* [AIM OF THE TASK]: For each line of the data below that holds "letter", copy the line.

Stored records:
---+---

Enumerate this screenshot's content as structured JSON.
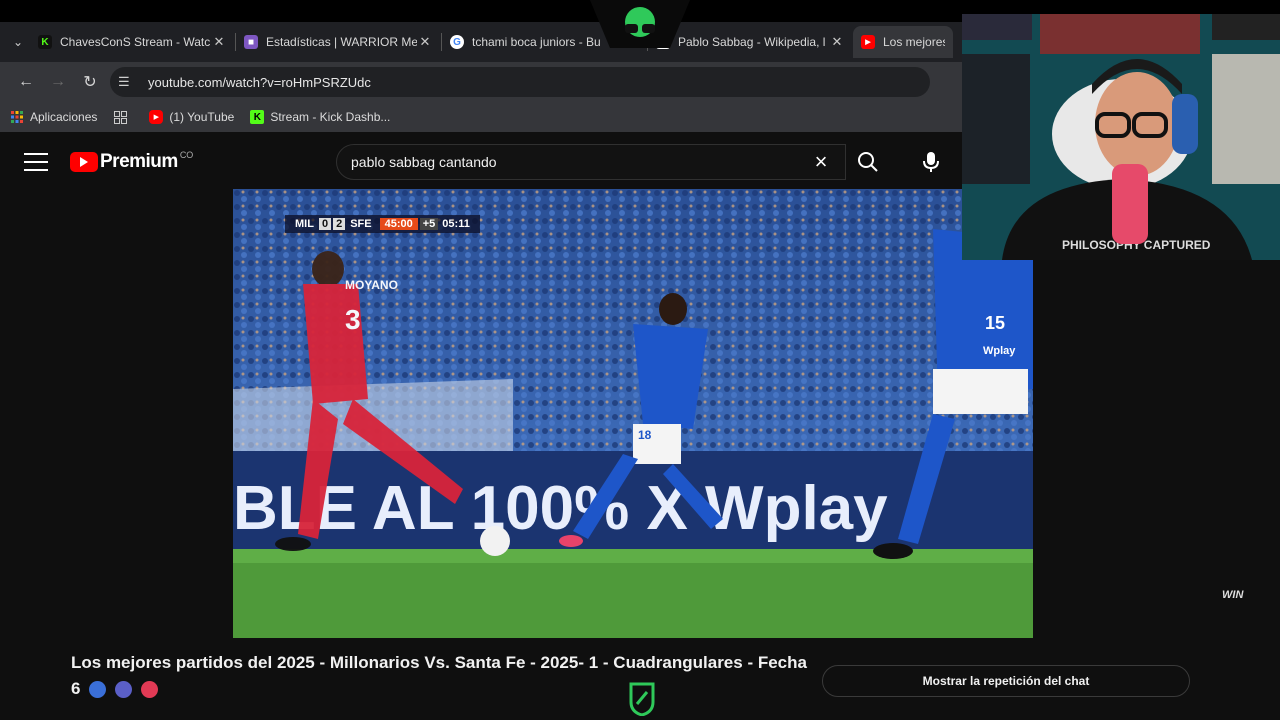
{
  "browser": {
    "tabs": [
      {
        "label": "ChavesConS Stream - Watch",
        "favicon": "kick-icon",
        "color": "#53fc18",
        "active": false
      },
      {
        "label": "Estadísticas | WARRIOR Mex",
        "favicon": "twitch-stats-icon",
        "color": "#7e57c2",
        "active": false
      },
      {
        "label": "tchami boca juniors - Bu",
        "favicon": "google-icon",
        "color": "#4285f4",
        "active": false
      },
      {
        "label": "Pablo Sabbag - Wikipedia, l",
        "favicon": "wikipedia-icon",
        "color": "#ffffff",
        "active": false
      },
      {
        "label": "Los mejores p",
        "favicon": "youtube-icon",
        "color": "#ff0000",
        "active": true
      }
    ],
    "url": "youtube.com/watch?v=roHmPSRZUdc",
    "bookmarks": [
      {
        "label": "Aplicaciones",
        "icon": "apps-grid-icon"
      },
      {
        "label": "",
        "icon": "grid-icon"
      },
      {
        "label": "(1) YouTube",
        "icon": "youtube-icon"
      },
      {
        "label": "Stream - Kick Dashb...",
        "icon": "kick-icon"
      }
    ]
  },
  "youtube": {
    "logo_text": "Premium",
    "logo_country": "CO",
    "search_query": "pablo sabbag cantando",
    "video_title": "Los mejores partidos del 2025 - Millonarios Vs. Santa Fe - 2025- 1 - Cuadrangulares - Fecha 6",
    "chat_replay_label": "Mostrar la repetición del chat"
  },
  "scorebug": {
    "home": "MIL",
    "home_score": "0",
    "away_score": "2",
    "away": "SFE",
    "clock": "45:00",
    "added": "+5",
    "added_time": "05:11"
  },
  "ad_board_text": "BLE AL 100% X Wplay",
  "broadcaster_logo": "WIN",
  "jerseys": {
    "red_player_name": "MOYANO",
    "red_player_number": "3",
    "blue_player_number": "18",
    "blue_right_number": "15",
    "blue_sponsor": "Wplay"
  },
  "webcam": {
    "shirt_text": "PHILOSOPHY CAPTURED"
  },
  "colors": {
    "accent_red": "#ff0000",
    "kick_green": "#53fc18",
    "clock_orange": "#e64a19"
  }
}
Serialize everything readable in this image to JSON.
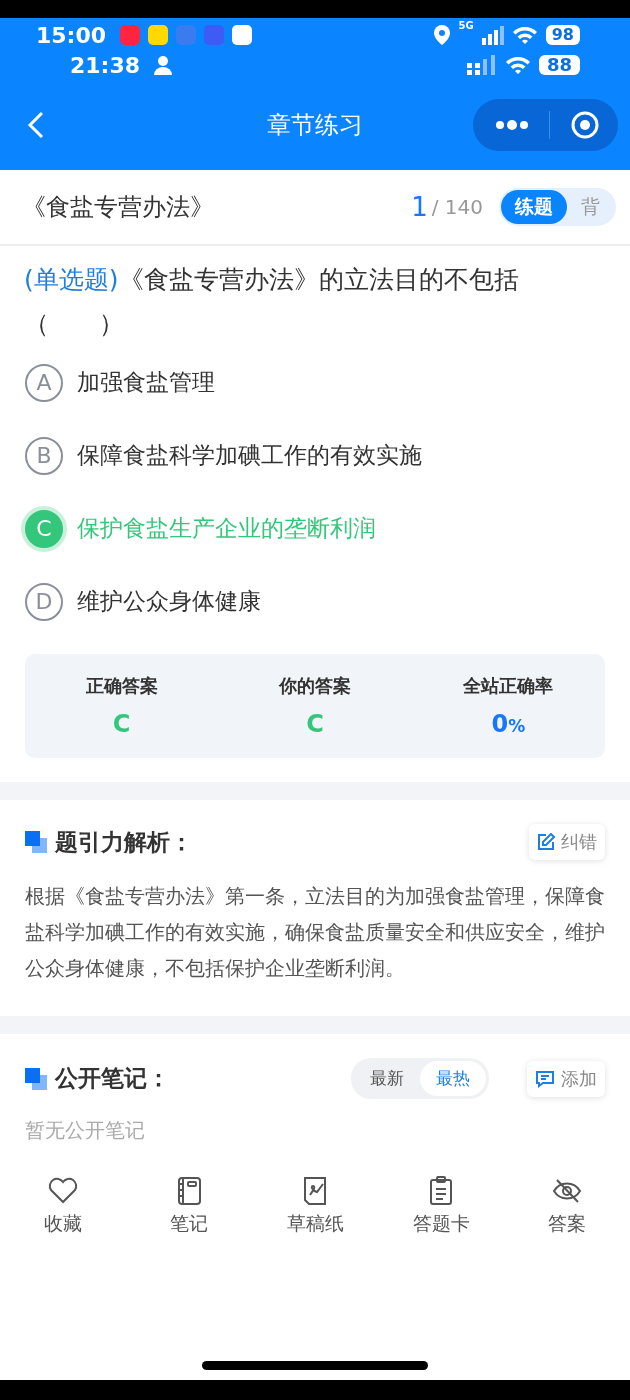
{
  "status_bar": {
    "time": "15:00",
    "time_2": "21:38",
    "network": "5G",
    "battery": "98",
    "battery_2": "88"
  },
  "nav": {
    "title": "章节练习"
  },
  "header": {
    "title": "《食盐专营办法》",
    "current": "1",
    "total": "/ 140",
    "modes": [
      {
        "label": "练题",
        "selected": true
      },
      {
        "label": "背",
        "selected": false
      }
    ]
  },
  "question": {
    "type": "(单选题)",
    "text": "《食盐专营办法》的立法目的不包括（　　）"
  },
  "options": [
    {
      "letter": "A",
      "text": "加强食盐管理",
      "selected": false
    },
    {
      "letter": "B",
      "text": "保障食盐科学加碘工作的有效实施",
      "selected": false
    },
    {
      "letter": "C",
      "text": "保护食盐生产企业的垄断利润",
      "selected": true
    },
    {
      "letter": "D",
      "text": "维护公众身体健康",
      "selected": false
    }
  ],
  "stats": [
    {
      "label": "正确答案",
      "kind": "letter",
      "value": "C"
    },
    {
      "label": "你的答案",
      "kind": "letter",
      "value": "C"
    },
    {
      "label": "全站正确率",
      "kind": "percent",
      "value": "0",
      "unit": "%"
    }
  ],
  "analysis": {
    "title": "题引力解析：",
    "action": "纠错",
    "text": "根据《食盐专营办法》第一条，立法目的为加强食盐管理，保障食盐科学加碘工作的有效实施，确保食盐质量安全和供应安全，维护公众身体健康，不包括保护企业垄断利润。"
  },
  "notes": {
    "title": "公开笔记：",
    "sorts": [
      {
        "label": "最新",
        "selected": false
      },
      {
        "label": "最热",
        "selected": true
      }
    ],
    "action": "添加",
    "empty": "暂无公开笔记"
  },
  "bottom_nav": [
    {
      "kind": "heart",
      "label": "收藏"
    },
    {
      "kind": "notebook",
      "label": "笔记"
    },
    {
      "kind": "draft",
      "label": "草稿纸"
    },
    {
      "kind": "card",
      "label": "答题卡"
    },
    {
      "kind": "eye",
      "label": "答案"
    }
  ]
}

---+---

* [REPLY TO THE EXERCISE]:
      "letter": "A",
      "letter": "B",
      "letter": "C",
      "letter": "D",
      "kind": "letter",
      "kind": "letter",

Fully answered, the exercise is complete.